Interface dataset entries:
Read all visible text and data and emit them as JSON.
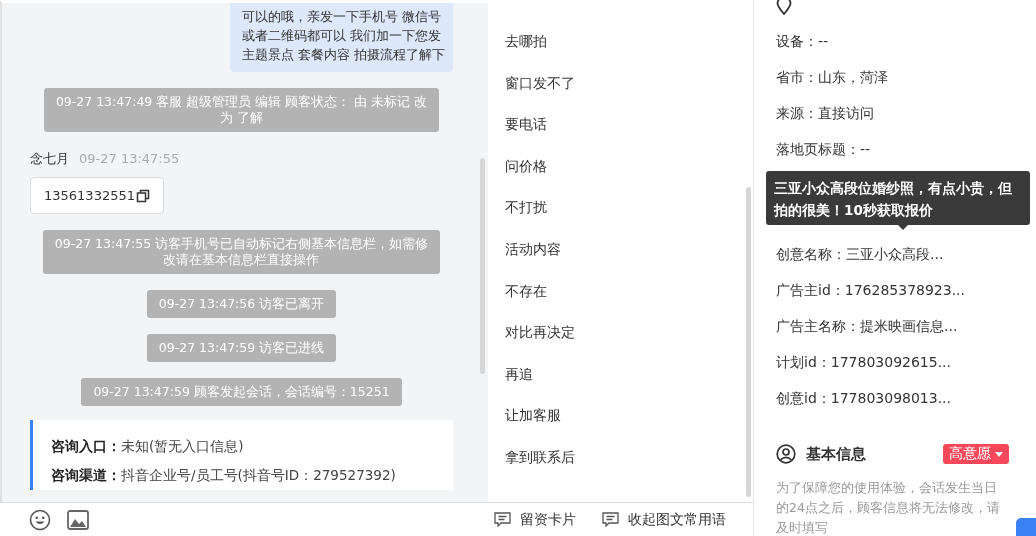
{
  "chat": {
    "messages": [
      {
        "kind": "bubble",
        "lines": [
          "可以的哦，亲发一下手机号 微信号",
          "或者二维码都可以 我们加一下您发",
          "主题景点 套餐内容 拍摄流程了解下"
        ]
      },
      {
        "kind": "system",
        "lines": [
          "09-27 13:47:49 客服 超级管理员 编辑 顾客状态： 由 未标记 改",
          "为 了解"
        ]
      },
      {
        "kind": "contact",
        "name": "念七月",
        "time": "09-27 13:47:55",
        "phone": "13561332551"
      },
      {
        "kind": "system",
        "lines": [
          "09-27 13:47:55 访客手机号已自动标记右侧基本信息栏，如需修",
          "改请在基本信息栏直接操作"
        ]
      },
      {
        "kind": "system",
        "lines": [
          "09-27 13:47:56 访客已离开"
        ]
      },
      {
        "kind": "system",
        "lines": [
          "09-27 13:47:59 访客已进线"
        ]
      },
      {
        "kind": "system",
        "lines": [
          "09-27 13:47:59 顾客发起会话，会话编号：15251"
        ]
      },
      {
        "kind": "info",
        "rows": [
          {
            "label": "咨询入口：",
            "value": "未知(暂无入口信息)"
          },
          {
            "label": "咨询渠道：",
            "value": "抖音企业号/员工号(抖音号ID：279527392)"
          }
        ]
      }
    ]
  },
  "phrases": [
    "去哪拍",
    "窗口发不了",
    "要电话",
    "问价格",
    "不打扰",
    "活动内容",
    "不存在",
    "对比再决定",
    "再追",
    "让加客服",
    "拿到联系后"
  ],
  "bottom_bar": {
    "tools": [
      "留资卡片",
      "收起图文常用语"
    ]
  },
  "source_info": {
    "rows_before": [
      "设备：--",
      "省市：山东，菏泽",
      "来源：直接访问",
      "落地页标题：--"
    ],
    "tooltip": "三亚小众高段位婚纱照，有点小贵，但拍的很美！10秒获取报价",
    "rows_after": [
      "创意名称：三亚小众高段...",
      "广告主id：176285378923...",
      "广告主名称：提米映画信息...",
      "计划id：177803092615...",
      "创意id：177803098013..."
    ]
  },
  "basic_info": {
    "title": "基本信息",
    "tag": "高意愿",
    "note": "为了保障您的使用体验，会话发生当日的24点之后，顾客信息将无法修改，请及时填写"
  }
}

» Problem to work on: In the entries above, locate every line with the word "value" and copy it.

» Task solution:
            "value": "未知(暂无入口信息)"
            "value": "抖音企业号/员工号(抖音号ID：279527392)"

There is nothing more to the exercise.